Prompt — A faithful, word-for-word copy of the data below is required, without pictures.

Entries supplied —
┌──

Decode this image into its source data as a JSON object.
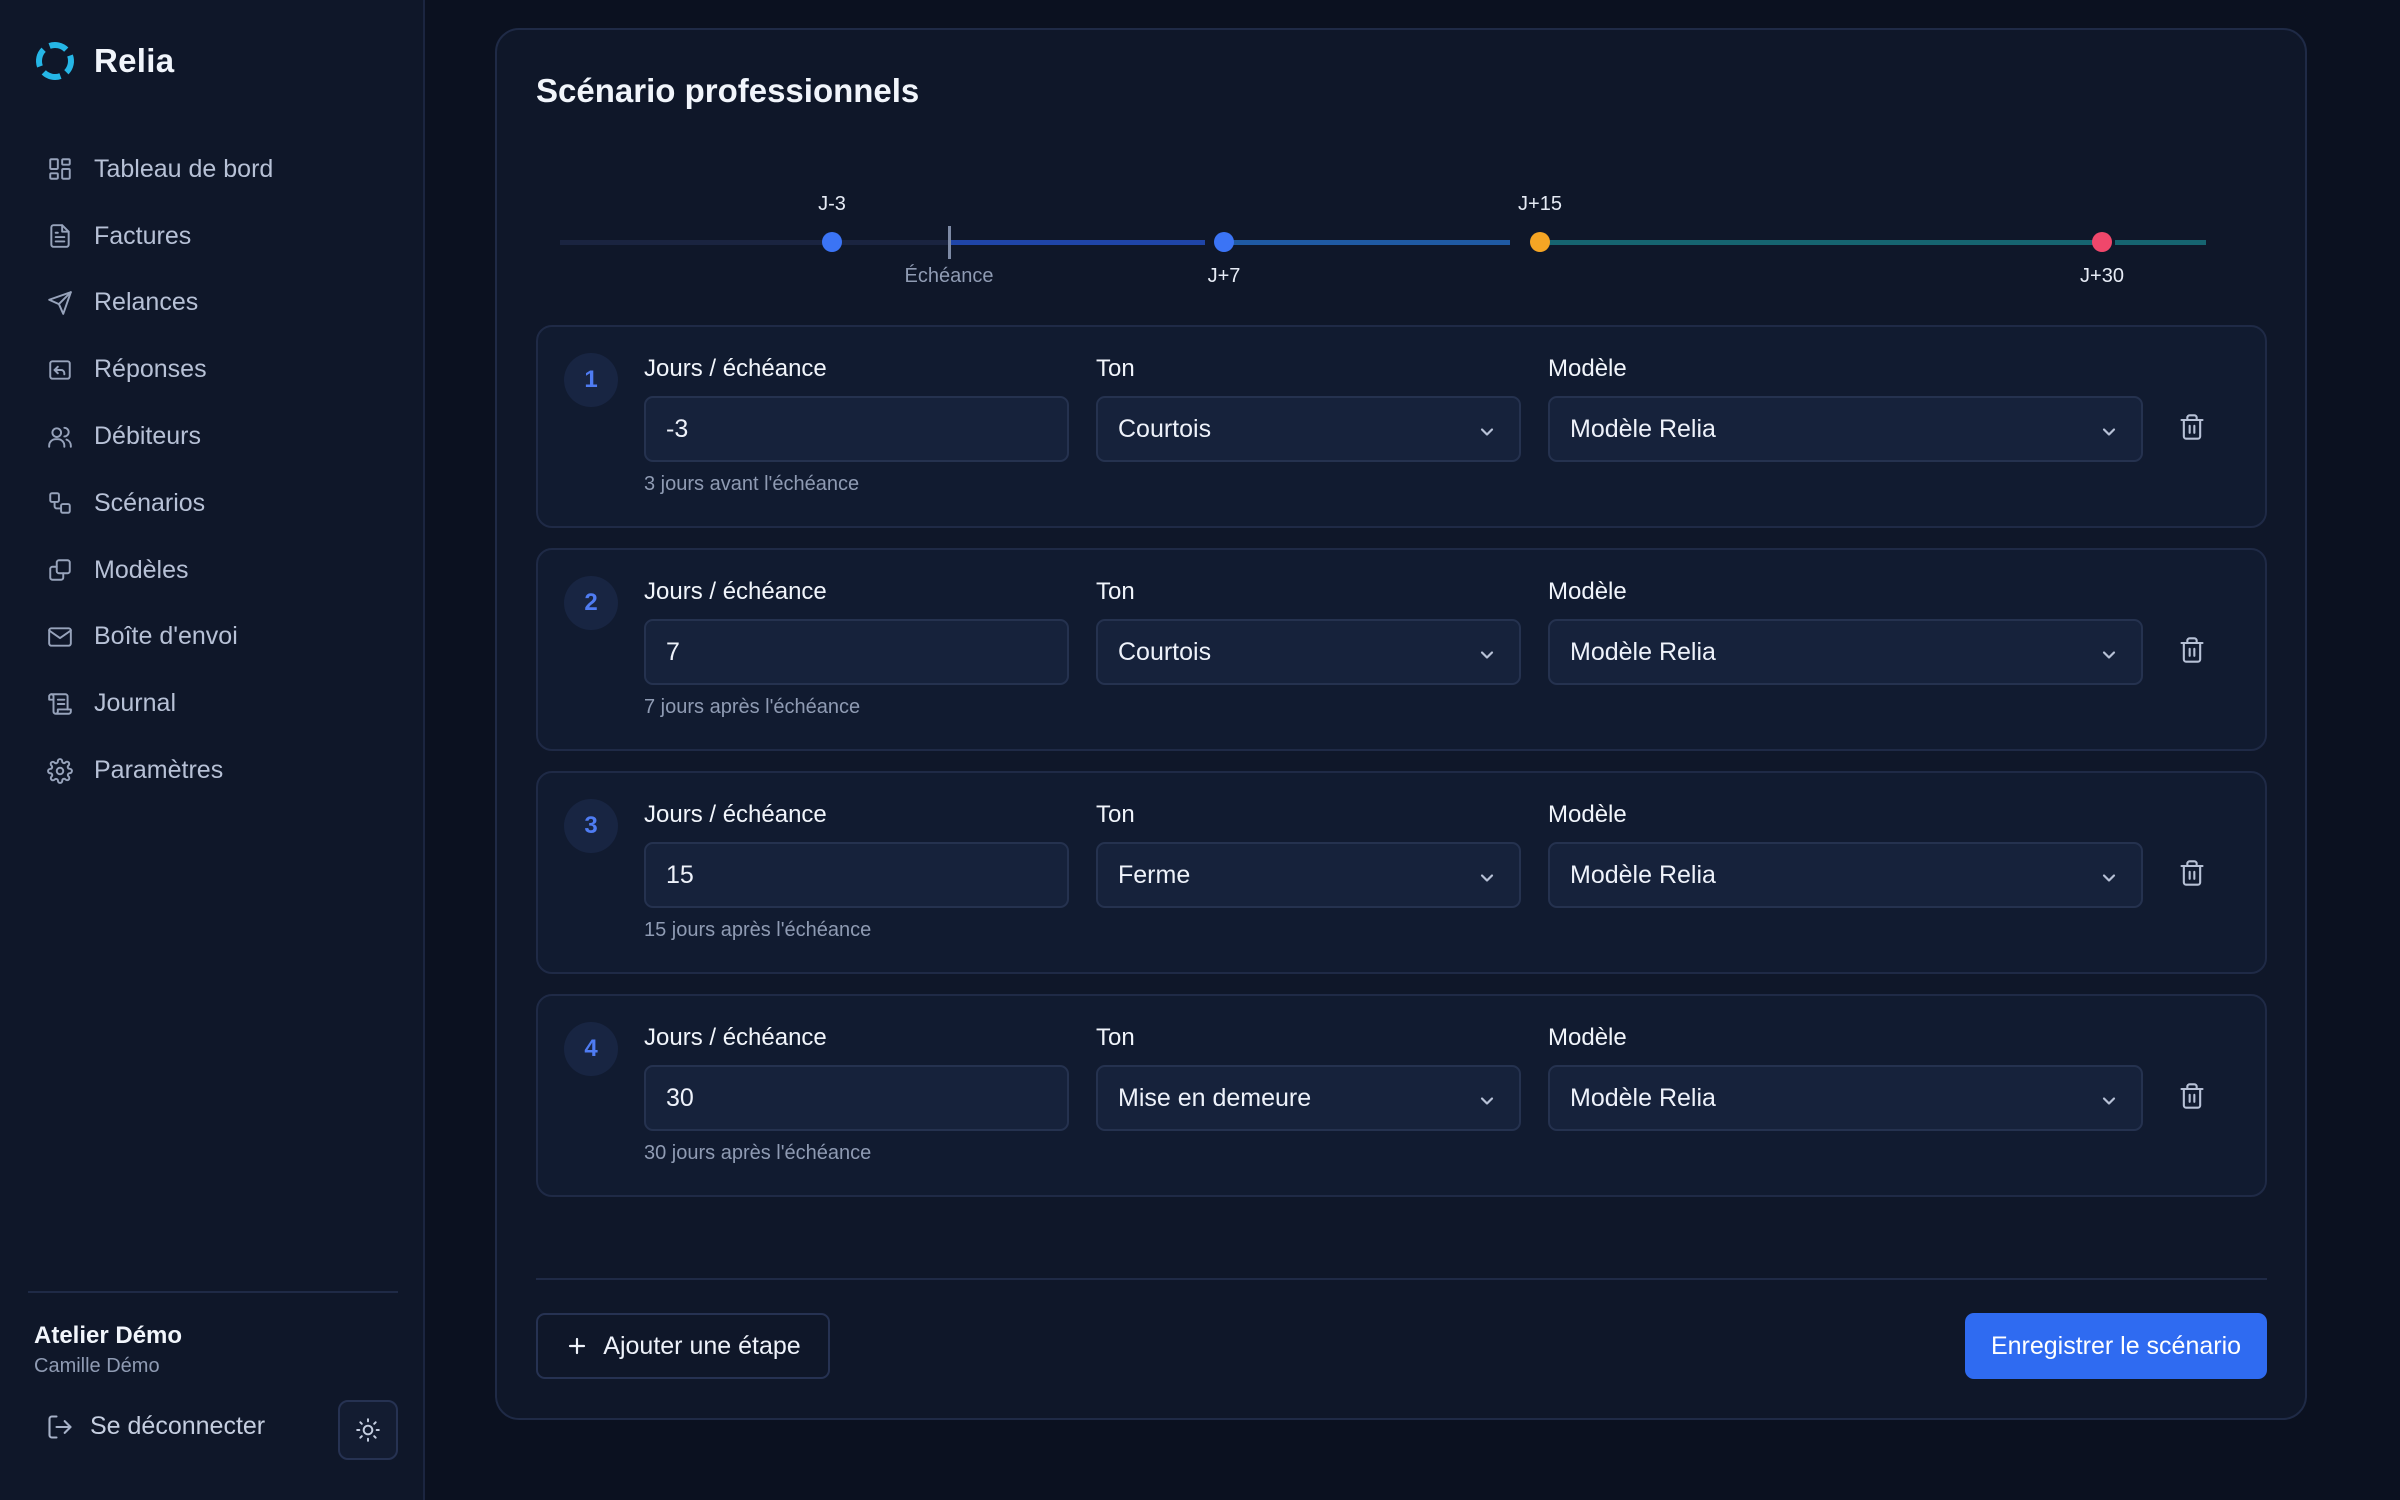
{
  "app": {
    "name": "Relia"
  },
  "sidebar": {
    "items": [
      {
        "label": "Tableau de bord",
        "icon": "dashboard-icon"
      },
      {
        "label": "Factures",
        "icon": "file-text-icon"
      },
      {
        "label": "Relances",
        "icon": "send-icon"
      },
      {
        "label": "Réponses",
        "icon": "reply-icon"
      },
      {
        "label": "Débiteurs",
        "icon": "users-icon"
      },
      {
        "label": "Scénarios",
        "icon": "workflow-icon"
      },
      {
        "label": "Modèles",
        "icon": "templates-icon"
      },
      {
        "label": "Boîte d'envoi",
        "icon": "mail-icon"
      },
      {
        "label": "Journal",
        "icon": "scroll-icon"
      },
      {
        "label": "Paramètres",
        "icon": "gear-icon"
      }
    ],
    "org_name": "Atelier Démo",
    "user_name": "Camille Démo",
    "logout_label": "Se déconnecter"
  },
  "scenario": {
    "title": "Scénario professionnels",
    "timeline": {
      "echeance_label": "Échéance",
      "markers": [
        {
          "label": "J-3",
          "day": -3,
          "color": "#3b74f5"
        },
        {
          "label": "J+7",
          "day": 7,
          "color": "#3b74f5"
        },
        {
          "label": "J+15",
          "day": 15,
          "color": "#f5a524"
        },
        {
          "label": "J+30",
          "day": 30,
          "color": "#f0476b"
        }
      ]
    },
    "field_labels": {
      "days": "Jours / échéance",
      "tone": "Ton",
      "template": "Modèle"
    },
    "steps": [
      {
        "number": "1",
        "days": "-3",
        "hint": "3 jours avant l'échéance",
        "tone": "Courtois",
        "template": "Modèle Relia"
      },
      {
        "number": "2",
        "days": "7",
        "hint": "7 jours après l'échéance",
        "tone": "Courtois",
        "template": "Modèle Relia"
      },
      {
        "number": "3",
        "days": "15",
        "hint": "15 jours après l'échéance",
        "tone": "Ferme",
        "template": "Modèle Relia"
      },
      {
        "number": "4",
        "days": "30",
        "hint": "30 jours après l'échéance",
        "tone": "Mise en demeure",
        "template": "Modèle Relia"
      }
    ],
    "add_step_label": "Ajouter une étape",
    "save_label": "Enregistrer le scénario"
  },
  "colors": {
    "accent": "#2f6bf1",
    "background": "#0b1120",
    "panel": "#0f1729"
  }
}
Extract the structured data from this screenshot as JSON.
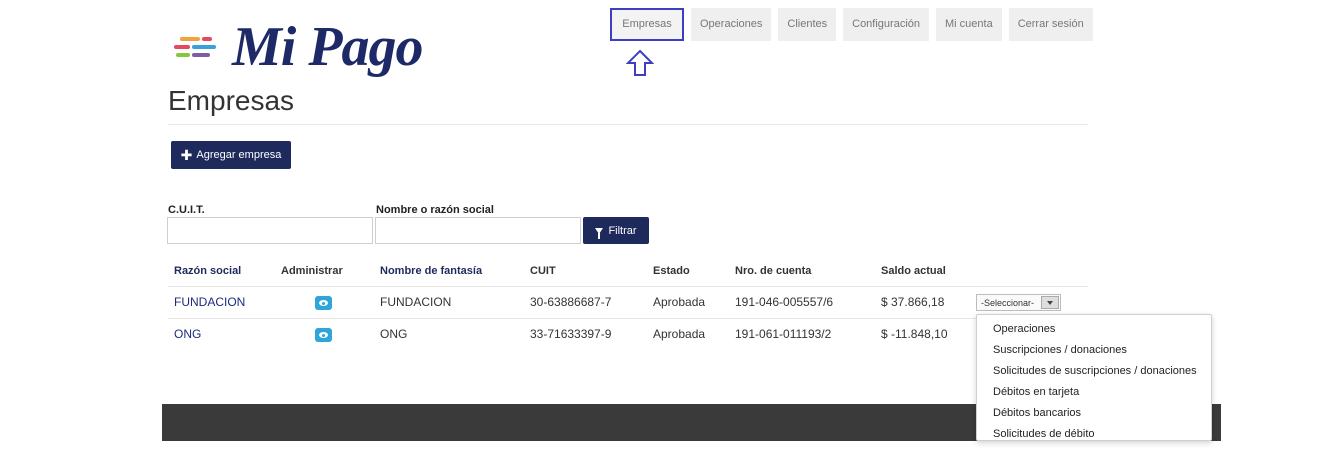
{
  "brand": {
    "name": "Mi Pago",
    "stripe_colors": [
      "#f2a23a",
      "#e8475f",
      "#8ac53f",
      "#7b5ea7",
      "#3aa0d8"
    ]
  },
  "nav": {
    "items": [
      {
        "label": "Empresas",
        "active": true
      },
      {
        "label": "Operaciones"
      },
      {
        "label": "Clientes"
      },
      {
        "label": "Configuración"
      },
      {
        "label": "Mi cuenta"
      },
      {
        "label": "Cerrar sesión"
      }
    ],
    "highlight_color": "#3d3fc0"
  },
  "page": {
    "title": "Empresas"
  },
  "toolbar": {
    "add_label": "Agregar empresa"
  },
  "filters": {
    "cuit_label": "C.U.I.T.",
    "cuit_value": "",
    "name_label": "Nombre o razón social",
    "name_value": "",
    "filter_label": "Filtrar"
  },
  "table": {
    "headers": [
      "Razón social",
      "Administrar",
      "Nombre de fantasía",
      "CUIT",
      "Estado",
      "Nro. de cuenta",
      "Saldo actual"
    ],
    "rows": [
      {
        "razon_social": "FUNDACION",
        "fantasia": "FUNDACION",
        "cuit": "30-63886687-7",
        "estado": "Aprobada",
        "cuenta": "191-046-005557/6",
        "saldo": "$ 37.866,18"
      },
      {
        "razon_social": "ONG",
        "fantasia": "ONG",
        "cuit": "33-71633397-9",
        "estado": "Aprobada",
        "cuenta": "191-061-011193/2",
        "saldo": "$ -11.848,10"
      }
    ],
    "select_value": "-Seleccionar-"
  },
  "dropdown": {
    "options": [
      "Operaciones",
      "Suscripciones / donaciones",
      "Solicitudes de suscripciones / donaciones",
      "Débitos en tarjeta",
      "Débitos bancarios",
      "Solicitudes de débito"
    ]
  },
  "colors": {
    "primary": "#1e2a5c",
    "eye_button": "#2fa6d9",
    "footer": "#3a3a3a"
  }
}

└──

Problem solution —
Decode this image into its source data as a JSON object.
{
  "app": {
    "name": "Relia"
  },
  "sidebar": {
    "items": [
      {
        "label": "Tableau de bord",
        "icon": "dashboard-icon"
      },
      {
        "label": "Factures",
        "icon": "file-text-icon"
      },
      {
        "label": "Relances",
        "icon": "send-icon"
      },
      {
        "label": "Réponses",
        "icon": "reply-icon"
      },
      {
        "label": "Débiteurs",
        "icon": "users-icon"
      },
      {
        "label": "Scénarios",
        "icon": "workflow-icon"
      },
      {
        "label": "Modèles",
        "icon": "templates-icon"
      },
      {
        "label": "Boîte d'envoi",
        "icon": "mail-icon"
      },
      {
        "label": "Journal",
        "icon": "scroll-icon"
      },
      {
        "label": "Paramètres",
        "icon": "gear-icon"
      }
    ],
    "org_name": "Atelier Démo",
    "user_name": "Camille Démo",
    "logout_label": "Se déconnecter"
  },
  "scenario": {
    "title": "Scénario professionnels",
    "timeline": {
      "echeance_label": "Échéance",
      "markers": [
        {
          "label": "J-3",
          "day": -3,
          "color": "#3b74f5"
        },
        {
          "label": "J+7",
          "day": 7,
          "color": "#3b74f5"
        },
        {
          "label": "J+15",
          "day": 15,
          "color": "#f5a524"
        },
        {
          "label": "J+30",
          "day": 30,
          "color": "#f0476b"
        }
      ]
    },
    "field_labels": {
      "days": "Jours / échéance",
      "tone": "Ton",
      "template": "Modèle"
    },
    "steps": [
      {
        "number": "1",
        "days": "-3",
        "hint": "3 jours avant l'échéance",
        "tone": "Courtois",
        "template": "Modèle Relia"
      },
      {
        "number": "2",
        "days": "7",
        "hint": "7 jours après l'échéance",
        "tone": "Courtois",
        "template": "Modèle Relia"
      },
      {
        "number": "3",
        "days": "15",
        "hint": "15 jours après l'échéance",
        "tone": "Ferme",
        "template": "Modèle Relia"
      },
      {
        "number": "4",
        "days": "30",
        "hint": "30 jours après l'échéance",
        "tone": "Mise en demeure",
        "template": "Modèle Relia"
      }
    ],
    "add_step_label": "Ajouter une étape",
    "save_label": "Enregistrer le scénario"
  },
  "colors": {
    "accent": "#2f6bf1",
    "background": "#0b1120",
    "panel": "#0f1729"
  }
}
Extract the structured data from this screenshot as JSON.
{
  "brand": {
    "name": "Mi Pago",
    "stripe_colors": [
      "#f2a23a",
      "#e8475f",
      "#8ac53f",
      "#7b5ea7",
      "#3aa0d8"
    ]
  },
  "nav": {
    "items": [
      {
        "label": "Empresas",
        "active": true
      },
      {
        "label": "Operaciones"
      },
      {
        "label": "Clientes"
      },
      {
        "label": "Configuración"
      },
      {
        "label": "Mi cuenta"
      },
      {
        "label": "Cerrar sesión"
      }
    ],
    "highlight_color": "#3d3fc0"
  },
  "page": {
    "title": "Empresas"
  },
  "toolbar": {
    "add_label": "Agregar empresa"
  },
  "filters": {
    "cuit_label": "C.U.I.T.",
    "cuit_value": "",
    "name_label": "Nombre o razón social",
    "name_value": "",
    "filter_label": "Filtrar"
  },
  "table": {
    "headers": [
      "Razón social",
      "Administrar",
      "Nombre de fantasía",
      "CUIT",
      "Estado",
      "Nro. de cuenta",
      "Saldo actual"
    ],
    "rows": [
      {
        "razon_social": "FUNDACION",
        "fantasia": "FUNDACION",
        "cuit": "30-63886687-7",
        "estado": "Aprobada",
        "cuenta": "191-046-005557/6",
        "saldo": "$ 37.866,18"
      },
      {
        "razon_social": "ONG",
        "fantasia": "ONG",
        "cuit": "33-71633397-9",
        "estado": "Aprobada",
        "cuenta": "191-061-011193/2",
        "saldo": "$ -11.848,10"
      }
    ],
    "select_value": "-Seleccionar-"
  },
  "dropdown": {
    "options": [
      "Operaciones",
      "Suscripciones / donaciones",
      "Solicitudes de suscripciones / donaciones",
      "Débitos en tarjeta",
      "Débitos bancarios",
      "Solicitudes de débito"
    ]
  },
  "colors": {
    "primary": "#1e2a5c",
    "eye_button": "#2fa6d9",
    "footer": "#3a3a3a"
  }
}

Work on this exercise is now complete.